How much exposure the European banks hold to LatAm countries? First let’s start with a couple of figures below … after all, a picture paints a thousand words.
Spanish banks hold the largest presence in the region, and Spain is the most-involved country in the trade finance business. Chile is the most exposed to European banks (34% GDP), and the presence of Spanish banks is dominant. But the region is significantly less exposed than EEMEA and EM Asia, where European banks hold, on average, an exposure of 62% and 30%, respectively (14.5% in LatAm). Clearly, a problem with the Spanish banking system could amplify the liquidity crunch in the region, especially in Chile.

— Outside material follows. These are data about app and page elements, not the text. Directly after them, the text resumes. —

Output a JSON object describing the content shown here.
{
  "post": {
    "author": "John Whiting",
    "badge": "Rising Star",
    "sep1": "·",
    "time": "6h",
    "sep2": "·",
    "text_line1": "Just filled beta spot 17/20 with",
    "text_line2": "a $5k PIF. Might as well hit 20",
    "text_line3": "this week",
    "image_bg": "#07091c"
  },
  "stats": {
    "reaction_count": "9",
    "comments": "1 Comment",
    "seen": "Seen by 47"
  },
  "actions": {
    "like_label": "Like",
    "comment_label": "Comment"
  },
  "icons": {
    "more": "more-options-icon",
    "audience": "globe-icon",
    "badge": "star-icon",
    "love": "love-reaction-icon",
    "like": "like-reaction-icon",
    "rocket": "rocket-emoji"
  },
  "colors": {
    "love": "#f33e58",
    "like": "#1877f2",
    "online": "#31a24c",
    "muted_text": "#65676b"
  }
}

Anecdotal evidence of what is happening in the Brazilian markets could help explain how an orderly deleveraging process could unfold in LatAm. There are growing concerns that European banks have been decreasing their supply of cross-border lending to Brazil. Contracts have decreased in duration and the cost has risen. But, at the same time that the largest European banks have been moderating supply, there have been signs that other financial institutions outside of Europe are taking the opportunity to increase exposure and absorb some of this business. So, the aggregate level of supply of trade finance lines may be declining at a softer pace than if all banks were stepping out.
Spain’s banks were exposed to a property boom that went bust in 2008, forcing them to make provisions of billions of euros for bad loans to developers, which has eroded their capital and profits and restricted lending. Meanwhile, unemployment in Spain shot up to 22 percent and the economy is heading into its second recession in three years. The Bank of Spain recently estimated the sector had about 176 billion euros worth of doubtful property assets. Bad loans as a percentage of the total is running at more than 7 percent, the highest rate since 1994.
The real issue threatening Spanish banks is exposure to domestic real estate. No European Union summit has tackled this and the current government has not had a real plan to tackle this either.
One of the first things the likely new government will do is force banks to mark property assets to market price and then recapitalise the banks that are left with a big hole, possibly with money from the European financial rescue fund.
But economists question how property on banks’ books can be re-valued since the real estate market is largely frozen. “If the banks were to write down their property holdings today the whole financial system would go bankrupt… We can’t risk that,” said Juan Jose Toribio, economics professor at the IESE business school in Madrid. “Cleaning up the system is very difficult at the moment. There has to be some sort of mid-way solution between writing down property assets, which would require a massive recapitalisation effort, and allowing them to fester on banks books,” he said.
One alternative gaining more ground with bankers is the creation of a bad bank to manage all the toxic assets.
The question is how to do it … it remains to be seen.
Source: Reuters, Barclays